Rankings do not show the actual scene, and are merely overly generalised interpretations of a university’s performance, such as in research.

Meanwhile, policymakers and governments in advanced non-English speaking countries would never bother looking at ranking measurements.

Germany and Finland have prestigious universities and a high standard of tertiary education. Their universities are not ranked top in any of the ranking systems.

Meanwhile, in March 2019, a report published by the Universitas 21 on 50 countries revealed more details about the ranking of national higher education systems.

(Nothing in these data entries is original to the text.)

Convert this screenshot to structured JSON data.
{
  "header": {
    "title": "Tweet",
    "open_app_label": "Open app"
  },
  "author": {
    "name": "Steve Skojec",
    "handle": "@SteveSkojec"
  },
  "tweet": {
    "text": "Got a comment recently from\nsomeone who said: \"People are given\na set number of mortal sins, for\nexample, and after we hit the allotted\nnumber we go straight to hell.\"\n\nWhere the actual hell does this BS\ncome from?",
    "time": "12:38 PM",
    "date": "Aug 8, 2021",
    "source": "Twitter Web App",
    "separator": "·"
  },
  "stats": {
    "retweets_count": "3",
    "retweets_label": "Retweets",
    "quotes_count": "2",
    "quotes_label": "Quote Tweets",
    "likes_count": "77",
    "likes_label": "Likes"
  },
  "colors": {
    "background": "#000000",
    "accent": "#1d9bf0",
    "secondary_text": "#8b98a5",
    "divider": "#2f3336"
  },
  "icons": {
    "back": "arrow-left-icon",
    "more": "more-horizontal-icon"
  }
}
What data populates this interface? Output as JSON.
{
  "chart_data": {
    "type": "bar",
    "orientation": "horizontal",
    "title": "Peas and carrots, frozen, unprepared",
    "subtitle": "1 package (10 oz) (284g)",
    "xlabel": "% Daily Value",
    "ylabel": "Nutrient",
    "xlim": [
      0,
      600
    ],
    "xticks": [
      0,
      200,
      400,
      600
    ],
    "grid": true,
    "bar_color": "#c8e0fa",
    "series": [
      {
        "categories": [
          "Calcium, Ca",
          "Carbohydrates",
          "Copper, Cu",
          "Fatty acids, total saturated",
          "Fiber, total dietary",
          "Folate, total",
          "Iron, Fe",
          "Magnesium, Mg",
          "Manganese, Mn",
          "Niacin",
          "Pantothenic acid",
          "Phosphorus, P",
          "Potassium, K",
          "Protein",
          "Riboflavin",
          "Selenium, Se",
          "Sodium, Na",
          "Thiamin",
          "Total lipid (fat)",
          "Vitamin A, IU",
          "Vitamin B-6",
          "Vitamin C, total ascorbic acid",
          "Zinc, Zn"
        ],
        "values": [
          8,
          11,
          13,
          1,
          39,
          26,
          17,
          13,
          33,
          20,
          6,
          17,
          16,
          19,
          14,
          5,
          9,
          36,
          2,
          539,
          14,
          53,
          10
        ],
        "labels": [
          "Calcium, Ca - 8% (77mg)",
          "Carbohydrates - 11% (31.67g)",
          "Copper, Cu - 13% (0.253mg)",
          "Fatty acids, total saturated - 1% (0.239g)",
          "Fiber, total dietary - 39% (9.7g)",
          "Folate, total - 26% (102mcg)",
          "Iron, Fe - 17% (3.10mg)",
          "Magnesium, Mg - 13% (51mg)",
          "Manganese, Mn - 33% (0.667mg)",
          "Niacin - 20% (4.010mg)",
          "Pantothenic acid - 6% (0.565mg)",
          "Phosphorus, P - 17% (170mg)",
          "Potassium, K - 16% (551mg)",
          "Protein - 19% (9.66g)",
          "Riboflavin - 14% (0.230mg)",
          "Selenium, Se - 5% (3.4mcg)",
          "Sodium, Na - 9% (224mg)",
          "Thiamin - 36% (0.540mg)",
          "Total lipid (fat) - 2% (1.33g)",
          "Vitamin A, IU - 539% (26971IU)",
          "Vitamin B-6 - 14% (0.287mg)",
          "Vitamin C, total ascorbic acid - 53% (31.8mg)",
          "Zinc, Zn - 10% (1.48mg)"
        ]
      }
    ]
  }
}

Led by researchers from the University of Melbourne, the “U21 Ranking of National Higher Education Systems” assesses a country’s higher education system by looking at issues such as government expenditure on tertiary education as a percentage of GDP, expenditure for research and development as a percentage of GDP, output such as total articles produced, impact of articles as measured by citations, number of researchers and unemployment among graduates.

From these indicators, we learn more about the investment-output efficiency across Malaysian public universities.

In terms of resources, Malaysia was ranked 11th, 12th and 17th in the years 2016, 2017 and 2018.

We were and still are much better than many other developed countries such as Germany, Korea, New Zealand, Japan and Taiwan, and others like Thailand, China, Iran, Brazil, Croatia and Greece, among others.

When it comes to output, Malaysia has shown a continuous drop in ranking, at 39th, 42nd and 45th in the same years above – ironically, much lower than any of the aforementioned countries.

The drop in the U21 ranking of Malaysian universities over the years contradicts the QS and THE rankings which reported better performances by these universities.

A university ranking system, for the sake of the betterment of society, should be used as a motivation indicator for improvement. This would benefit society and the scientific community through research and academic activities, eventually strengthening the economies of the respective nations and regions through scientific outcomes and impacts on humanity.

Most importantly, cost efficiency and productivity play a crucial role in ensuring investment-output efficiency among public universities in Malaysia.

While the above-mentioned peer governments could spend less but achieved a lot more “Boleh” than Malaysia, there is no reason why Malaysia “Tak Boleh” in this matter.

Dr Song BK is an FMT reader.

The views expressed are those of the author and do not necessarily reflect those of FMT.